Your goal:
Collect all lines containing the word "title" from the data.

Supplied data: Begin

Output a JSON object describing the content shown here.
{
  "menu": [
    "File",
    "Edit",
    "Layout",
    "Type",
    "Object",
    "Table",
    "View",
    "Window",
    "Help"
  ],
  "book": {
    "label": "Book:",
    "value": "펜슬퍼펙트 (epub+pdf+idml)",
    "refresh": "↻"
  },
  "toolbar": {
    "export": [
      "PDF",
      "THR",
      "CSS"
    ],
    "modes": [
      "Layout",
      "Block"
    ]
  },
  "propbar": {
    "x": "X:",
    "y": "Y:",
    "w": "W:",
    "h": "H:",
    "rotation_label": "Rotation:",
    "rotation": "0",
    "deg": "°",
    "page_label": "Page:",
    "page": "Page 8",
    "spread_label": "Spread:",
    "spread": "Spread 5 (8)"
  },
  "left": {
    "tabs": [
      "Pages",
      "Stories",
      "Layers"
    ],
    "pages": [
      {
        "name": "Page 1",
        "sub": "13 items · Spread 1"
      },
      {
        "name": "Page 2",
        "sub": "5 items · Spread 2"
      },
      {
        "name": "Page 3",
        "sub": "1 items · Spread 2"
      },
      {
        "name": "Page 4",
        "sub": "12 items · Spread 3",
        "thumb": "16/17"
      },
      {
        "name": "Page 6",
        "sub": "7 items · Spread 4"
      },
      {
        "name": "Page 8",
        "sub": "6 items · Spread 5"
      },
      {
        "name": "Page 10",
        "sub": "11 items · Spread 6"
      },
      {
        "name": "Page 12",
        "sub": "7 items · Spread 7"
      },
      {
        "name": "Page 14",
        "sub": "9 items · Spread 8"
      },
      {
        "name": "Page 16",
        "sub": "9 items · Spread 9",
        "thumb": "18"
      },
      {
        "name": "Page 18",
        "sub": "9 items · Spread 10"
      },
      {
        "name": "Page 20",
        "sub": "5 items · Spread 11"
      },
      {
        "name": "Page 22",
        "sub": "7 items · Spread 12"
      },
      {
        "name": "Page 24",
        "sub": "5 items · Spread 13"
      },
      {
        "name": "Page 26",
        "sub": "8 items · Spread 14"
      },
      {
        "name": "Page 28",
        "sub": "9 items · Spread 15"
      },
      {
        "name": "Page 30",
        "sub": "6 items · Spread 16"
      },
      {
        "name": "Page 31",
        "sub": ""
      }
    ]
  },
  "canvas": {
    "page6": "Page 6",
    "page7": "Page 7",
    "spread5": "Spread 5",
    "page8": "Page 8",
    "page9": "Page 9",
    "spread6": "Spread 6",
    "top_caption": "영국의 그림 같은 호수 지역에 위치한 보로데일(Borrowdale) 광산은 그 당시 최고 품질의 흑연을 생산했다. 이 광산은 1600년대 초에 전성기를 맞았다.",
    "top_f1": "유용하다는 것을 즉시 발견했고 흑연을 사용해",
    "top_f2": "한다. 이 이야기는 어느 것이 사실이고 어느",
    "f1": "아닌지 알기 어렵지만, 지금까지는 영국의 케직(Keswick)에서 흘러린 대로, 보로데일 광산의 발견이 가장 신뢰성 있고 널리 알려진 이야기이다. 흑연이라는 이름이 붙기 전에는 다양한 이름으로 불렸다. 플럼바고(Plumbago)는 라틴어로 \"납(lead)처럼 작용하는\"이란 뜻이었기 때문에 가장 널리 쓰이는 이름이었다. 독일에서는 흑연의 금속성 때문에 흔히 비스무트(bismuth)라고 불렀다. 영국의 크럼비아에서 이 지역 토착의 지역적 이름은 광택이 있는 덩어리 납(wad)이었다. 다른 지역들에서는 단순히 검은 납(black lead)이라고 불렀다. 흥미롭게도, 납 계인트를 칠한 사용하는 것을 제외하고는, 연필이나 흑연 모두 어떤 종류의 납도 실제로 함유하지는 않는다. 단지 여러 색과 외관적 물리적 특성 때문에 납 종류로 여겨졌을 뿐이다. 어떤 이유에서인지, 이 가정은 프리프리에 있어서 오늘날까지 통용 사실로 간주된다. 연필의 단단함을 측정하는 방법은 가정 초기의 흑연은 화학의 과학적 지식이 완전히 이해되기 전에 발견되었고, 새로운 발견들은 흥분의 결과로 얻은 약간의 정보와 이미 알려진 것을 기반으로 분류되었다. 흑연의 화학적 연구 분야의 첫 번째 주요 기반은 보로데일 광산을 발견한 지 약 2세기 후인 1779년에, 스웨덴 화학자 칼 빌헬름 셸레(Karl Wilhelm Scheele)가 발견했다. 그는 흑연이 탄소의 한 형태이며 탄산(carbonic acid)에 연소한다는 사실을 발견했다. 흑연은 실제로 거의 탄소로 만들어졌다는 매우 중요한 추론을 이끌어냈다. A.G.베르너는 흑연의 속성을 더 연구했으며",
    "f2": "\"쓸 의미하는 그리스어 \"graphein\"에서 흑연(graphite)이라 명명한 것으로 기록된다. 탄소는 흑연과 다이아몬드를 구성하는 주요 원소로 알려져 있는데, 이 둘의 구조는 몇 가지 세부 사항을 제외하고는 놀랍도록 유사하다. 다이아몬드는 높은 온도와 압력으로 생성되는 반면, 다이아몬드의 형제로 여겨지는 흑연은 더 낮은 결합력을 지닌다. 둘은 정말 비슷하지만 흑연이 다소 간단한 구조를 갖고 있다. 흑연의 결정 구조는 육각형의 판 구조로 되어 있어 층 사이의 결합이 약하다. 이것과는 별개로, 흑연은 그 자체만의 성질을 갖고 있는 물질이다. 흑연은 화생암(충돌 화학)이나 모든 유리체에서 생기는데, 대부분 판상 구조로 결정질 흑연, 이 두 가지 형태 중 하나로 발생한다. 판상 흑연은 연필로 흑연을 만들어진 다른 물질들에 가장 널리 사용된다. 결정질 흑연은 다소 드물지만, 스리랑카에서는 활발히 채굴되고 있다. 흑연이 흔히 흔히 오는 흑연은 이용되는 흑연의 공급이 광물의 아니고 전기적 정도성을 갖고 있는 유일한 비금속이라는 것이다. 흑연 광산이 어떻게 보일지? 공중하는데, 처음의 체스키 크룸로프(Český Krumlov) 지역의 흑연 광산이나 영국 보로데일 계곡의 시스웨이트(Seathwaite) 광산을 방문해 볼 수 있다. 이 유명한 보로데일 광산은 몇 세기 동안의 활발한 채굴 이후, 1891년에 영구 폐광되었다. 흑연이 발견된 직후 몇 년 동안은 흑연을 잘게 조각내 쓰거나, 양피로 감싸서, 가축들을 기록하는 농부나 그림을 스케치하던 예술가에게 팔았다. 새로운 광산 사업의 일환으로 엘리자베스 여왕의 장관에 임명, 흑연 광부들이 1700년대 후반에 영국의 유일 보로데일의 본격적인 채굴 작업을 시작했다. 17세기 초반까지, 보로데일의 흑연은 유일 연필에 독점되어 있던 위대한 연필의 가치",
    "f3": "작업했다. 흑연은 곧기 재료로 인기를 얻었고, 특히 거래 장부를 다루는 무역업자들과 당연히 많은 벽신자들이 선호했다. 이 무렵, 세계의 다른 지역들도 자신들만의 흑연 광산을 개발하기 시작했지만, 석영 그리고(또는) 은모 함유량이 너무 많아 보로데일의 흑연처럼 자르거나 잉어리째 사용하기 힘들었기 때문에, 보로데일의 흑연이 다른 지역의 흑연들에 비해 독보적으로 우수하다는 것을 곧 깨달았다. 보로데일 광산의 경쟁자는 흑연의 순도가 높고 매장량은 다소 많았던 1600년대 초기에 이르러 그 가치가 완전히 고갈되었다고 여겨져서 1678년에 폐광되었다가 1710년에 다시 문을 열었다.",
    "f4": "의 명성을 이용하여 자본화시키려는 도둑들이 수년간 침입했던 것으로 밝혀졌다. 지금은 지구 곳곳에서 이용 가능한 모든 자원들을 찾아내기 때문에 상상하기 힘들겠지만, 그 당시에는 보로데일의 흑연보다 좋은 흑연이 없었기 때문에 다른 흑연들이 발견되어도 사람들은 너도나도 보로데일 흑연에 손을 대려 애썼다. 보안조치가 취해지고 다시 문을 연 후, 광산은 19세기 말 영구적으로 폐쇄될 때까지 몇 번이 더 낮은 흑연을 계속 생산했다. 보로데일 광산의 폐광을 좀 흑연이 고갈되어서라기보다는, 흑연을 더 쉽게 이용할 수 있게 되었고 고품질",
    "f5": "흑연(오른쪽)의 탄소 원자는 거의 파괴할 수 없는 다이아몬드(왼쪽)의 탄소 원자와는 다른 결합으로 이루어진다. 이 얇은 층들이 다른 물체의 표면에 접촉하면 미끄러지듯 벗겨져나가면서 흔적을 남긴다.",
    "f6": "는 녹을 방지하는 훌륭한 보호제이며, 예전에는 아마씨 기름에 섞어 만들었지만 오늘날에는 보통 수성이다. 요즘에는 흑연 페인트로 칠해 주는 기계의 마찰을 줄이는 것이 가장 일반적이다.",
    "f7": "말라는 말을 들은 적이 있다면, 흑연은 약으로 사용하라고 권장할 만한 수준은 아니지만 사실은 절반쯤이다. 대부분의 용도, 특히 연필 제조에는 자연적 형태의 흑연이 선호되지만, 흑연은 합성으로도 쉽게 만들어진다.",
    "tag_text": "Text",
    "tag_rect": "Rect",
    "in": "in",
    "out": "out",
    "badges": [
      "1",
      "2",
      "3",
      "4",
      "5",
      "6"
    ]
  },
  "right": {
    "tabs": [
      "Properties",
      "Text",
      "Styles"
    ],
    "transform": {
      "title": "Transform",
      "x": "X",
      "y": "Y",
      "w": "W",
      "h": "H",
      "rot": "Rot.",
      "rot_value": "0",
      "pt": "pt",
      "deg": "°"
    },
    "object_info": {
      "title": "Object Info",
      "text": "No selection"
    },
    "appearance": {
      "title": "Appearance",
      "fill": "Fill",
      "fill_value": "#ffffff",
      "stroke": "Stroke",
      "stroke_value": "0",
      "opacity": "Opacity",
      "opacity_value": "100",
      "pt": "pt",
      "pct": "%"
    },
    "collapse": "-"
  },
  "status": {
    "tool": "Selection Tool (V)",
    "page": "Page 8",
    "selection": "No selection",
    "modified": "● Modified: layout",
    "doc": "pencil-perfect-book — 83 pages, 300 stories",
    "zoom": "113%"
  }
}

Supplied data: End

Your response:
      "title": "Transform",
      "title": "Object Info",
      "title": "Appearance",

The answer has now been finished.